• **Prompt**:
Give the number of lines in this listing that contain "Services", with no other words.
————————
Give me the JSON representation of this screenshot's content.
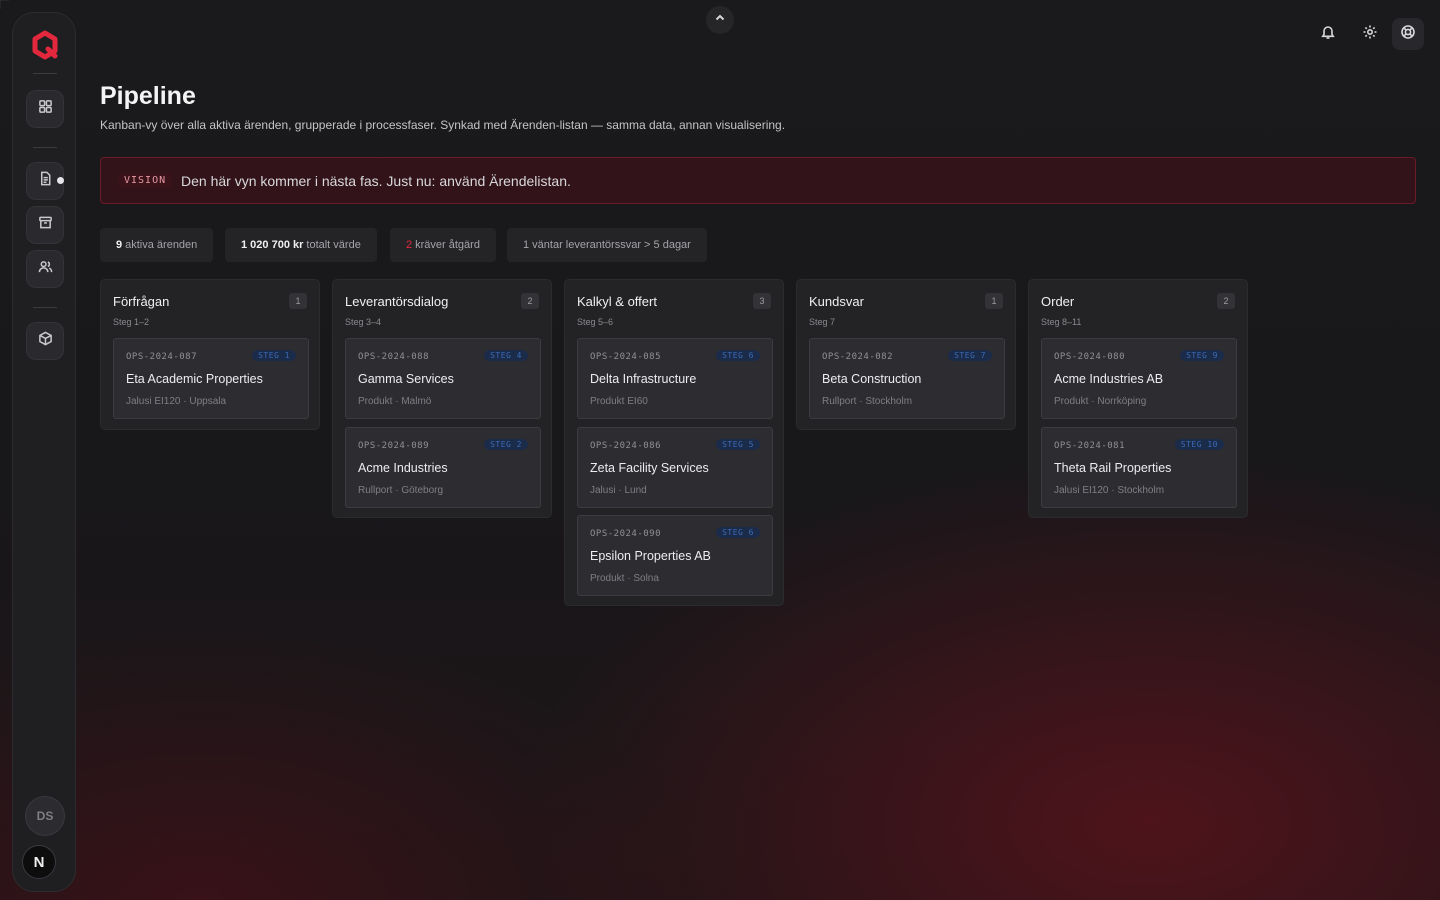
{
  "colors": {
    "accent": "#e3283d",
    "step_badge": "#3d6bb4",
    "banner_border": "#6a1a28"
  },
  "sidebar": {
    "logo_icon": "app-logo-icon",
    "items": [
      {
        "icon": "dashboard-icon"
      },
      {
        "icon": "document-icon",
        "has_notification": true
      },
      {
        "icon": "archive-icon"
      },
      {
        "icon": "users-icon"
      },
      {
        "icon": "package-icon"
      }
    ],
    "user_initials": "DS",
    "footer_badge": "N"
  },
  "topbar": {
    "collapse_icon": "chevron-up-icon",
    "icons": [
      "bell-icon",
      "gear-icon",
      "lifebuoy-icon"
    ]
  },
  "header": {
    "title": "Pipeline",
    "subtitle": "Kanban-vy över alla aktiva ärenden, grupperade i processfaser. Synkad med Ärenden-listan — samma data, annan visualisering."
  },
  "banner": {
    "tag": "VISION",
    "text": "Den här vyn kommer i nästa fas. Just nu: använd Ärendelistan."
  },
  "stats": {
    "active_value": "9",
    "active_label": "aktiva ärenden",
    "total_value": "1 020 700 kr",
    "total_label": "totalt värde",
    "action_value": "2",
    "action_label": "kräver åtgärd",
    "waiting_text": "1 väntar leverantörssvar > 5 dagar"
  },
  "columns": [
    {
      "title": "Förfrågan",
      "steps": "Steg 1–2",
      "count": "1",
      "cards": [
        {
          "id": "OPS-2024-087",
          "step": "STEG 1",
          "name": "Eta Academic Properties",
          "meta": "Jalusi EI120 · Uppsala"
        }
      ]
    },
    {
      "title": "Leverantörsdialog",
      "steps": "Steg 3–4",
      "count": "2",
      "cards": [
        {
          "id": "OPS-2024-088",
          "step": "STEG 4",
          "name": "Gamma Services",
          "meta": "Produkt · Malmö"
        },
        {
          "id": "OPS-2024-089",
          "step": "STEG 2",
          "name": "Acme Industries",
          "meta": "Rullport · Göteborg"
        }
      ]
    },
    {
      "title": "Kalkyl & offert",
      "steps": "Steg 5–6",
      "count": "3",
      "cards": [
        {
          "id": "OPS-2024-085",
          "step": "STEG 6",
          "name": "Delta Infrastructure",
          "meta": "Produkt EI60"
        },
        {
          "id": "OPS-2024-086",
          "step": "STEG 5",
          "name": "Zeta Facility Services",
          "meta": "Jalusi · Lund"
        },
        {
          "id": "OPS-2024-090",
          "step": "STEG 6",
          "name": "Epsilon Properties AB",
          "meta": "Produkt · Solna"
        }
      ]
    },
    {
      "title": "Kundsvar",
      "steps": "Steg 7",
      "count": "1",
      "cards": [
        {
          "id": "OPS-2024-082",
          "step": "STEG 7",
          "name": "Beta Construction",
          "meta": "Rullport · Stockholm"
        }
      ]
    },
    {
      "title": "Order",
      "steps": "Steg 8–11",
      "count": "2",
      "cards": [
        {
          "id": "OPS-2024-080",
          "step": "STEG 9",
          "name": "Acme Industries AB",
          "meta": "Produkt · Norrköping"
        },
        {
          "id": "OPS-2024-081",
          "step": "STEG 10",
          "name": "Theta Rail Properties",
          "meta": "Jalusi EI120 · Stockholm"
        }
      ]
    }
  ]
}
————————
• **Result of this task**:
2